__Task goal__
Scan the entries below for the string "title" and copy every line where it turns up.

Entries taken from a collection
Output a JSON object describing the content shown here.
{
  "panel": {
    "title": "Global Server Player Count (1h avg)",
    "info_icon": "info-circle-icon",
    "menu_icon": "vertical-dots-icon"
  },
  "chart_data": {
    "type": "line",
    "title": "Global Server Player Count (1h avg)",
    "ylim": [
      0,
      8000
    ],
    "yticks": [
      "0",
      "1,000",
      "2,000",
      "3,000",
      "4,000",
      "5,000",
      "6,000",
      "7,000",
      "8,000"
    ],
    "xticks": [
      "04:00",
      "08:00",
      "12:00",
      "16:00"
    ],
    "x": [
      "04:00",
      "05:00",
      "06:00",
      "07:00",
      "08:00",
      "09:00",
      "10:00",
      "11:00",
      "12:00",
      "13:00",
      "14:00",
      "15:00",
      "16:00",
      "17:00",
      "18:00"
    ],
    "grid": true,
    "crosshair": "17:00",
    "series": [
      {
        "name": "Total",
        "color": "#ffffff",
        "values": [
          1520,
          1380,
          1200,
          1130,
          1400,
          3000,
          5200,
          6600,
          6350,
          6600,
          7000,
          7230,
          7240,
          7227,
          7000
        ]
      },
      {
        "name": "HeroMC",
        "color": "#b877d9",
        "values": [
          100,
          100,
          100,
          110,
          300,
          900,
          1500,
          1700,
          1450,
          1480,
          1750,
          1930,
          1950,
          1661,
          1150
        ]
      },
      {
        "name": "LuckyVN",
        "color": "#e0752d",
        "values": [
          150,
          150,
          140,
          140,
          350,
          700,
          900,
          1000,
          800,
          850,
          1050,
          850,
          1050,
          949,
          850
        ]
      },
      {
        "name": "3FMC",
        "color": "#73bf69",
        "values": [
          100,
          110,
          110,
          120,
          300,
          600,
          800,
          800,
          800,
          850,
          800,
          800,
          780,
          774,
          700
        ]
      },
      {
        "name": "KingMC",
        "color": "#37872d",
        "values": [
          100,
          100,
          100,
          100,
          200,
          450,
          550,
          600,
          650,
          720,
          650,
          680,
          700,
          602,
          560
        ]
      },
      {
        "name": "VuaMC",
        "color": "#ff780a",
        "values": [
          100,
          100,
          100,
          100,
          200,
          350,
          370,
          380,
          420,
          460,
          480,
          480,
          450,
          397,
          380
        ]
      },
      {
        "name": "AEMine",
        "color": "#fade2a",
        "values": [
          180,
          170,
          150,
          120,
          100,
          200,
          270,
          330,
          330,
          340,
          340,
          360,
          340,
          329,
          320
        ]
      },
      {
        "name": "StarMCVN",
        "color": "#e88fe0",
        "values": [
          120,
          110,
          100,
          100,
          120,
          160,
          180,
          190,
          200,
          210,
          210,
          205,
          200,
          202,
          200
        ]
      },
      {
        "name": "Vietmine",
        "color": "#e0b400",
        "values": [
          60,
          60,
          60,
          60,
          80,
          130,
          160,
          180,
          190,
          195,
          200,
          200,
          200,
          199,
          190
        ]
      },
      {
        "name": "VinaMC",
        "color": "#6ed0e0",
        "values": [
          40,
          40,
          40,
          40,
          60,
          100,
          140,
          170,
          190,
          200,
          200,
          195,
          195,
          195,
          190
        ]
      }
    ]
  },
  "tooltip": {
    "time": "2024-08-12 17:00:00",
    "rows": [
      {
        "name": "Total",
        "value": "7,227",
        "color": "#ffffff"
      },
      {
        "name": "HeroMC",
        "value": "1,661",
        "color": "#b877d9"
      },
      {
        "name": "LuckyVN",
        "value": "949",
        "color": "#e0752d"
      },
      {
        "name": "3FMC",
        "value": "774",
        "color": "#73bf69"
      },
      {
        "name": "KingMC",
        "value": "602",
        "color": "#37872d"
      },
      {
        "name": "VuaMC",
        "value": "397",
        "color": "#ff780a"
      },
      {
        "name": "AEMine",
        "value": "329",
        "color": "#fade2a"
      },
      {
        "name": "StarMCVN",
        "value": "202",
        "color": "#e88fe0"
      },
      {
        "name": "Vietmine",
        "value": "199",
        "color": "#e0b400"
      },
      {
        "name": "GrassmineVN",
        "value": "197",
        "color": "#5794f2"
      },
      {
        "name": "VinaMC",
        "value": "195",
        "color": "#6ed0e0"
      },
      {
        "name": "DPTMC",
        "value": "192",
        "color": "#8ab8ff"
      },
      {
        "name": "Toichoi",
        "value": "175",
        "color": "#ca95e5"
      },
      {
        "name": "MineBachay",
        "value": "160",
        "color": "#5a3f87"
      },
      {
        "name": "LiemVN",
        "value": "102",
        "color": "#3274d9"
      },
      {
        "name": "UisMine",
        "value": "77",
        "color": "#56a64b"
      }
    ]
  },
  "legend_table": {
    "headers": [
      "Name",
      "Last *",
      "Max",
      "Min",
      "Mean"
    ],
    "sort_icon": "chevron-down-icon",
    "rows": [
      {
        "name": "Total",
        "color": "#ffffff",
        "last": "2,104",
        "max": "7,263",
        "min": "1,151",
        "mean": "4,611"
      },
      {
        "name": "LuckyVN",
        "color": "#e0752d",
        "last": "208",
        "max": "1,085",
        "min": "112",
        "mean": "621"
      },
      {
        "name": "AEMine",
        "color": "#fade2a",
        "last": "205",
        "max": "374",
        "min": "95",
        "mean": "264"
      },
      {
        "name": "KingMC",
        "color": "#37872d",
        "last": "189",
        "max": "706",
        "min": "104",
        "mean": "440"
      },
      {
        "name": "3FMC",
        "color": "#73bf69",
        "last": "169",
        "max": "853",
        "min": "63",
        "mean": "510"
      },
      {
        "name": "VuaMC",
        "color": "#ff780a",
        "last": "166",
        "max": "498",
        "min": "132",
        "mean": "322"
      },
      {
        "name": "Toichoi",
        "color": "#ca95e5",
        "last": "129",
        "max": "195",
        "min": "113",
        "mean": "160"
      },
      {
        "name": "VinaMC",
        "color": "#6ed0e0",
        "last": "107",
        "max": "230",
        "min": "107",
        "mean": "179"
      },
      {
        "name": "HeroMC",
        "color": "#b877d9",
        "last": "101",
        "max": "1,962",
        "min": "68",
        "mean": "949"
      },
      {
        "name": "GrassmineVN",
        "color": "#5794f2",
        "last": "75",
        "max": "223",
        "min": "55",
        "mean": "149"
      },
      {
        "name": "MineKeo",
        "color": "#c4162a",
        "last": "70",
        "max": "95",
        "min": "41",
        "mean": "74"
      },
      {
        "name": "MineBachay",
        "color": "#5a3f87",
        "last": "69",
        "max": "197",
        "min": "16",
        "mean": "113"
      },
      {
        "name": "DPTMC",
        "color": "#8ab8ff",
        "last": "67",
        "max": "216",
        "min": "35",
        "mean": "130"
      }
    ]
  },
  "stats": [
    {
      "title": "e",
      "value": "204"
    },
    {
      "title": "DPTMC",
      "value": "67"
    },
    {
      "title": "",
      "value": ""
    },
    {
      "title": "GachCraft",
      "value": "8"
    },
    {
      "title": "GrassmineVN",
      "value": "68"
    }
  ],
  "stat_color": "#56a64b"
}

__Task answer__
    "title": "Global Server Player Count (1h avg)",
    "title": "Global Server Player Count (1h avg)",
      "title": "e",
      "title": "DPTMC",
      "title": "",
      "title": "GachCraft",
      "title": "GrassmineVN",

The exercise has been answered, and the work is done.